Let $B$ denote the unit ball centered at the origin in $R^N$ (take $N \ge 2$).
Given any $h:\partial B \rightarrow (0,\infty)$ (smooth) we would like to find some $ f \ge 0$ in $B$ (sufficiently regular, say $ f \in L^q(B) $ for some $q>N$) such that $v$ satisfies the following:

$\Delta v(x)=f(x)$ in $B$ with $ v=0$ on $ \partial B$ and $ x \cdot \nabla v(x)=h(x)$ on $ |x|=1$.

In the case of $h=C>0$ (constant) one sees they can just explicitly write out a solution. In the case of $h(x)=1 +\epsilon g(x)$ ($g$ fixed $ \epsilon $ small they can also do it).

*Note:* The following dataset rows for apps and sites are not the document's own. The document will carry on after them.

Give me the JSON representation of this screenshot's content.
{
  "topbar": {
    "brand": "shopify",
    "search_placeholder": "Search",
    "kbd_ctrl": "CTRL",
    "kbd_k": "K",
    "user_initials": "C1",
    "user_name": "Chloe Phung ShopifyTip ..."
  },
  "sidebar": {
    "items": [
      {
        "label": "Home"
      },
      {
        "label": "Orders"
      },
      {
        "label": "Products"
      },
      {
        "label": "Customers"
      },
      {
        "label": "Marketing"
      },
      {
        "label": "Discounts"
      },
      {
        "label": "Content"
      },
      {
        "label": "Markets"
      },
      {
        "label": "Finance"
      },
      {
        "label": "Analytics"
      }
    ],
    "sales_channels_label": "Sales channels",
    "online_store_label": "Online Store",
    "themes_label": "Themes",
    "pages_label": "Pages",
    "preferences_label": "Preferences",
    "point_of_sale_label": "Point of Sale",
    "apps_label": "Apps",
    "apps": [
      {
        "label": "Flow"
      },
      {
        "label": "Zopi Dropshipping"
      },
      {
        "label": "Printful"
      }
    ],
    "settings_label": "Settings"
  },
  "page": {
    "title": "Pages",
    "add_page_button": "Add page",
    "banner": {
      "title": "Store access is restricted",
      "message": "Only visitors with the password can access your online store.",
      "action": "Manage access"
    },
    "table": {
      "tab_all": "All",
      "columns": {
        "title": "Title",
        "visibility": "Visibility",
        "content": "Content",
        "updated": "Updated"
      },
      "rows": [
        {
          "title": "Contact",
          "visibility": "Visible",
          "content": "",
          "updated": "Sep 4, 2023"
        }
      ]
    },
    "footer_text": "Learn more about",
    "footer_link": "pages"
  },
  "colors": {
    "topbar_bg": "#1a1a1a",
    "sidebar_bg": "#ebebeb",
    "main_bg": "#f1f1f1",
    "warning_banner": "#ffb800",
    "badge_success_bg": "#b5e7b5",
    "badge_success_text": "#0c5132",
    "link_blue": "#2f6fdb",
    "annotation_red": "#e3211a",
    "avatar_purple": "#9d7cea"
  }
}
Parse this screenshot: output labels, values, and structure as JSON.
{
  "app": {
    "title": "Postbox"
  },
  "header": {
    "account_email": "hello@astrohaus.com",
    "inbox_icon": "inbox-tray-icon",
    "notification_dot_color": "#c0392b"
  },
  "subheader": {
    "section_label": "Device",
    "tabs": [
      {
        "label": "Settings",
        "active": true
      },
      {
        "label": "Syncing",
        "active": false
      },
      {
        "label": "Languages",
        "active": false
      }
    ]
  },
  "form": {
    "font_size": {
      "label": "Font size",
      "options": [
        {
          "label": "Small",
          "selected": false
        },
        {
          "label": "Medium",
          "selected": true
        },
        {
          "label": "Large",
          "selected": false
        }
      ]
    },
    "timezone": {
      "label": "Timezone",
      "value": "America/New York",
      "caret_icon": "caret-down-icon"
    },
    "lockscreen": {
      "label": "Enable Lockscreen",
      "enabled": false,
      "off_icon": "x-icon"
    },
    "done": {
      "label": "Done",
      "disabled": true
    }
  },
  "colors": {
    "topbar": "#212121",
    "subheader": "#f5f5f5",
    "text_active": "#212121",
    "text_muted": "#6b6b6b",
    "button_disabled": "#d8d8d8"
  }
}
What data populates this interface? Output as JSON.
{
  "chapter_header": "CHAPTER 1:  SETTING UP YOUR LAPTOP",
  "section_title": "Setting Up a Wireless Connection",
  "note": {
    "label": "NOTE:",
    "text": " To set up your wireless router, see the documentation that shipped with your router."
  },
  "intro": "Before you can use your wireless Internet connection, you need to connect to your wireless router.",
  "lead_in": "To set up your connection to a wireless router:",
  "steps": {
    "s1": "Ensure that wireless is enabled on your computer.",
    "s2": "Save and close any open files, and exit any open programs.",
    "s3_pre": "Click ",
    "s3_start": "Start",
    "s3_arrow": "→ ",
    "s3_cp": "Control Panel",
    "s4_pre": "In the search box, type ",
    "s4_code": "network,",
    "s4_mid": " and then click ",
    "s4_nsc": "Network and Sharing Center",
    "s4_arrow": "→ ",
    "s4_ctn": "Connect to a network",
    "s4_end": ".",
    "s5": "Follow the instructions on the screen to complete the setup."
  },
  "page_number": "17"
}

Any comments would be greatly appreciated.

$\endgroup$

1 Answer 1

3
$\begingroup$

It is possible to do this. Here is a sketch of the construction:

1) Let $w = (|x|-1)h(x/|x|)$. Then $w$ satisfies the desired boundary conditions, and is smooth away from the origin with $\Delta w = (n-1)h > 0$ on $\partial B_1$. The idea is to find an appropriate extension of $w$ from a neighborhood of the boundary to the interior.

2) Let $v_0 = \max\{w, \, c_0(|x|^2 - 1) - c_0\}$. For $c_0 > 0$ small, $v_0 = w$ near the boundary and $v_0$ is the quadratic on a set $E$ whose boundary is a radial graph just inside of $\partial B_1$. Furthermore, $\Delta v_0 > c_1 > 0$ in the distributional sense.

3) Now let $\eta$ be a smooth cutoff function that is $1$ near $\partial B_1$ and $0$ in a neighborhood of $E$. Take $$v = \eta v_0 + (1-\eta) v_{\epsilon},$$ where $v_{\epsilon}$ is a mollification of $v_0$ (so $\Delta v_{\epsilon} > c_1$). Then $v = w$ near $\partial B_1$. Since $v_0 = w$ is smooth where the derivatives of $\eta$ are supported, it is straightforward to check that $\Delta v$ is smooth and positive in $B_1$ for $\epsilon$ small, completing the construction.

$\endgroup$
1
  • $\begingroup$ Thank you very much for the great answer (I will attempt to see if i can understand the proof fully,...) Thanks again. $\endgroup$
    – Math604
    Jun 15, 2016 at 0:03

Your Answer

By clicking “Post Your Answer”, you agree to our terms of service, privacy policy and cookie policy

Not the answer you're looking for? Browse other questions tagged or ask your own question.